SPELLBOOK – “Deadly Charms”
By Colonel Angus
What comes around goes around. Heavy metal is constantly evolving and I think it may have gone to its most extreme limits already. I used to think that VENOM and SLAYER were as far as it could go and then along came the Swedish Death Metal crew and they proved me wrong. Since you can’t take it more extreme, bands are starting to take elements of older genres within metal and trying to form a new brand.
SPELLBOOK is one of those bands that is going the retro route with an updated sound. They are taking their cues from early BLACK SABBATH (Ozzy era) with a little 70’s prog thrown in good measure. I have to say that I wasn’t quite convinced on the first spin but after a few more plays, I found myself tapping my foot along with tunes and started to revisit certain tracks. As I got more engrossed in “Deadly Charms”, I found myself going back and listening to the whole disk very often. It truly grew on me and even as I write this review, I still find new sounds within the music that while familiar, continues to grow my enjoyment of the whole affair.
Things start off with a piano intro called “1928” that gives the album a spooky start but the real meat of the record starts with the second track “Rehmeyer’s Hollow”. Although the subject matter is about a murder of a Pennsylvania witch doctor back in (you guessed it) 1928, the track itself has a great SABBATH sound that bounces along. It melds that SABBATH doom riffing along with a little bit of prog in the middle to keep things interesting. “Goddess” sounds more updated and less steeping in the 70s but still maintains that riff heavy undertone that is found throughout “Deadly Charms”. “Pandemonium” on the other hand starts off with a very IRON MAIDEN galloping bass line but quick evolves into another 70s riff monster. It reminds me of something SABBATH would have included on “Sabotage”. Next up we get a NWOBHM type track that has some female vocals which elevates “Her Spectral Armies”. The addition of those vocals adds another dimension to an already melodic hook-ridden record. There is some great guitar work as well and although it is one of the slower tracks on offer here, it is one that should not be skipped.
Following on the heels of that song is another tune that follows the same playbook as the second tune. “The Witch of Riley Creek” goes back to historical references of witch trials and doom riffing.
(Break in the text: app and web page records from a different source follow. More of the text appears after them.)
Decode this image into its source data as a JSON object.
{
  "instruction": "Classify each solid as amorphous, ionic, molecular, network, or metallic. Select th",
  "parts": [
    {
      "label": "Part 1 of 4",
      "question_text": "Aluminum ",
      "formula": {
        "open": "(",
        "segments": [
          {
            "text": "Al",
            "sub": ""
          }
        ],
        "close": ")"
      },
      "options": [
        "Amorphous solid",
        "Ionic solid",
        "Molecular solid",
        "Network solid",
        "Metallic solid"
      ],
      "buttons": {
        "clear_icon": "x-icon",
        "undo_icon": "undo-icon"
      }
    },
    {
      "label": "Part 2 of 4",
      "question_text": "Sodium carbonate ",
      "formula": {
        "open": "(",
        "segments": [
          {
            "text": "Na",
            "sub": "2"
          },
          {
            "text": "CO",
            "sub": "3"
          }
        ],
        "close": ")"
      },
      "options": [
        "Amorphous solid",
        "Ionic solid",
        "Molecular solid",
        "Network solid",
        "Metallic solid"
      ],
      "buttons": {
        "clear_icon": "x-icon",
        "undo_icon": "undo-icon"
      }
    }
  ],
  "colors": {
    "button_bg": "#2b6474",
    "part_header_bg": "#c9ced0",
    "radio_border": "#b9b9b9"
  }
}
This one doesn’t add any prog elements but it no less as potent and seems to go by so quickly that you want to repeat the track right away. There are even parts where singer Nate Tyson does a great Bon Scott vocal. The title track keeps up with that 70s vibe but with some great heavy riffing but at the end of the day, this is the tune that I revisit the least. Not a bad song but when surrounded by the other tracks, this one falls a little short in my book. “Night of the Doppelganger” is another eclectic track that really strands out. At over 7 minutes long, it starts off as a SABBATH-y tune so much so that midway through, it reminded me of “Electric Funeral” but as soon as that part finishes, we are treated to some great guitar work that has all the hallmarks of the great NWOBHM twin guitar attacks. The record ends with another tune that is odd when compared to the others but somehow it fits when listening to the album as a whole. “Out For Blood” does give me the “Sabotage” feel where you can feel the band spreading their wings a little to look for other sounds while still keeping things heavy and based on “the riffs”. Well, there you have it, 9 tracks of solid uncompromising doom metal with little pieces of prog and NWOBHM trown in for good measure.
I have not heard of this Pennsylvania band before but I’m glad we crossed paths. Nate Tyson is quite the singer with an Ozzy sounding vocal style that, as mentioned earlier, has a tinge of Bon Scott. Just like every riff heavy doom metal band out there, you need a solid rhythm section and Seibert Lowe Jr (Bass) and Nick Zinn (Drums) lay the foundation for all the other instruments to build upon. And just like Geezer Butler and Bill Ward, these guys have some swing in their performance that rises beyond just bass and drums. New members Patrick “Patty” Benton and Les Yarde provide the crucial twin guitar attack. Their hook laden riffs and solos elevate “Deadly Charms” beyond just a doomy Sabbath wanna-be band. They managed to take something old and make it fresh again. Since this is a new band in my orbit, I can’t compare this record to their previous release from a couple of years ago but based on “Deadly Charms”, they have touched on a winning formula and I hope they get the chance to tour because the metal community needs more bands like SPELLBOOK.